“Plant trees.” That is the Morton family motto, spearheaded by J. Sterling Morton who started Arbor Day in 1872. His son, Joy, established Morton Arboretum in Lisle, Illinois in 1922. Since then, the arboretum has grown to 1,700 acres and a much-needed outdoor space for one of the most populous areas of the country.
My love for prairies runs deep, much like the roots of the interesting plants that make up the prairie ecosystem. Growing up in the “Land of Lincoln”, it took awhile to realize that Illinois had another noble nickname: the Prairie State. Historically, around two-thirds of Illinois was prairie. Today, it is difficult to find prairies
There is no denying, I am a dog person. I have always been drawn to dogs and have felt a deep, perhaps you could call it spiritual, connection towards canines. Thus, it is easy to feel that same connection towards wolves and coyotes. But it goes beyond the human-dog relationship. Undomesticated “dogs” play a critical
There are many famous names in the history of conservation. But there are also some not-so-famous ones, especially outside the United States. Nature’s Allies: Eight Conservationists Who Changed Our World highlights eight major players in conservation. Some are exceptionally well-known: Rachel Carson, Aldo Leopold, John Muir. Others you may never heard of before. John Muir
The National Park Service officially began with the passing of the Organic Act of 1916. After 100 years, and 400 plus “units”, the park service remains as one of the nation’s best source of recreation and natural ecosystem protection. But what do we have to look forward for the next 100 years? The National Park
E.O. Wilson’s premise in Half-Earth: Our Planet’s Fight for Life is as straightforward as it is daunting: we must preserve half of the Earth in order to stop a path towards complete, irreversible failure and the “sixth extinction”. According to Wilson we have, or will shortly, entered the Anthropocene period; the Epoch of Man. This
How much nature do we need? Nature is all around us in varying degrees. The amount or value of the nature around us is largely subjective. But with near certainty we can understand what valuable nature is or isn’t. Universally, more natural surroundings is preferable to less. Also nearly universal is the idea that having
Roosevelt’s life as a naturalist began like many naturalists: with a carcass. Specifically, a seal carcass he discovered in a grocery on Broadway in New York.
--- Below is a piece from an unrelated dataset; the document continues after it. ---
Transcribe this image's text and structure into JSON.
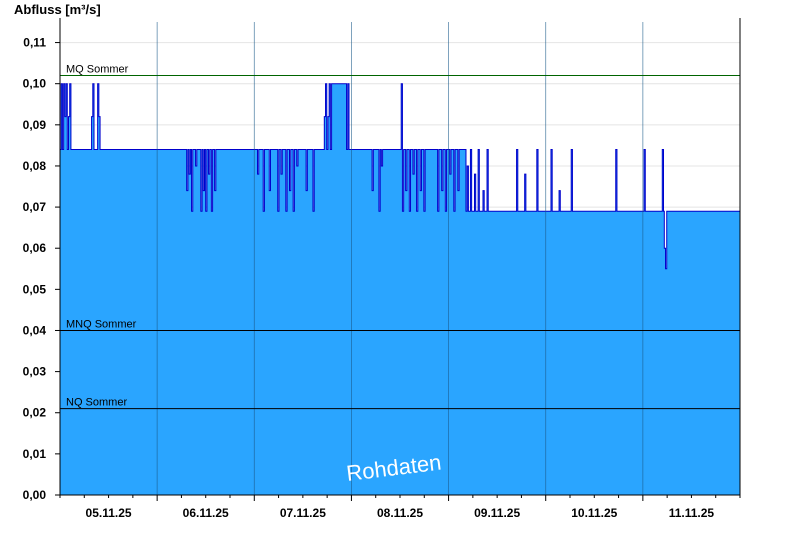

He was 8 years old. Darrin Lunde’s The Naturalist: Theodore Roosevelt and the Triumph of American Natural History covers our 26th President, Theodore Roosevelt, from the lens of an